    1. How would you feel about companies releasing "game concepts" for you to test?

      What is a "game concept": visually-unpolished but functional game costs little compared to the full product only basic UI and UX solid, release-worthy mechanics released publicly in order to test...

      What is a "game concept":

      • visually-unpolished but functional game
      • costs little compared to the full product
      • only basic UI and UX
      • solid, release-worthy mechanics
      • released publicly in order to test a particular kind of gameplay (standalone, not part of any other game)
      • retracted once the testing period is over
      • testers get 50% off purchasing or updating to the polished, complete game (possibly also in-game perks)

      Pros:

      • game design team gets to test quirkier ideas without the investment of a full game
      • mostly prevents flops (idiocy and hubris can still lead on)

      Cons:

      • players have to pay in order to participate (fewer players will want to join)
      • game is retracted after testing is over (may cause player discontentment)

      The essence of early access. Relevant to titles anywhere between AAA and indie (though more suited to AAA). Good early tests generate publicity. Bad tests are not as bad a publicity due to disclosed status.

      Thoughts?

      14 votes
    2. Do you restrict your game purchases to avoid early access?

      A couple of years ago I had the itch for a 3D platformer and didn't feel like replaying Super Mario 64 for the nth time. I saw that there was a game called Poi and it was clearly inspired by SM64....

      A couple of years ago I had the itch for a 3D platformer and didn't feel like replaying Super Mario 64 for the nth time. I saw that there was a game called Poi and it was clearly inspired by SM64. I picked it up and played it while it was in early access.

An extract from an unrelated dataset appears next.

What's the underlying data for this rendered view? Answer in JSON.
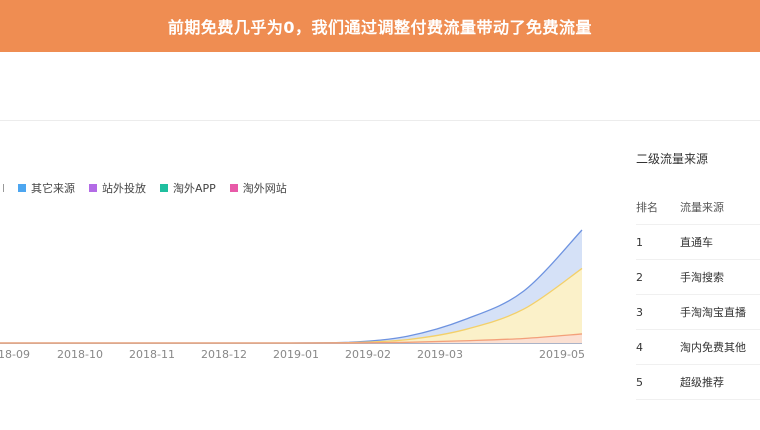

      I enjoyed my time with it, but because the game wasn't content and feature complete, I ended up making my way through an unfinished, buggy version. This is not a complaint, as I knew well that it was still in development, but I can't deny that it hampered my enjoyment of the final product. When I finally sat down to play through the game for the "first" time after its release, my previous experience soured my current one because I was retreading familiar, albeit improved, levels.

      Distance, another early access game I purchased, released in full this past month. Unlike with Poi, I actually stopped myself from playing Distance in early access (after trying it out briefly), so that I wouldn't ruin the game for myself. As such, my enjoyment of it has been far greater. Those two games, plus a handful of others, have made it such that I pretty much will no longer buy a game if it's in early access, simply because I'd rather wait for the full thing.

      With that in mind, I'm curious if other people do the same thing, or if some people actually like the behind the scenes experience of playing a game as it gets built? Also, what are some early access success stories that have had solid, full releases? What are some that would be considered successes in spite of the fact that they haven't fully released yet?

      12 votes
    3. Beat Saber released in Early Access

      @beatsaber: 🎉 🎉 We just released Beat Saber on Steam & Oculus Store! Thank you for your support & excitement. Enjoy! 🙌 #VR #BeatSaber Beat Saber on Steam: https://t.co/tOB2rdtref Beat Saber on Oculus Store: https://t.co/h9nsHSBGdG Beat Saber Original Soundtrack: https://t.co/kIx3aHquzW https://t.co/AEsCnjAOrf

      5 votes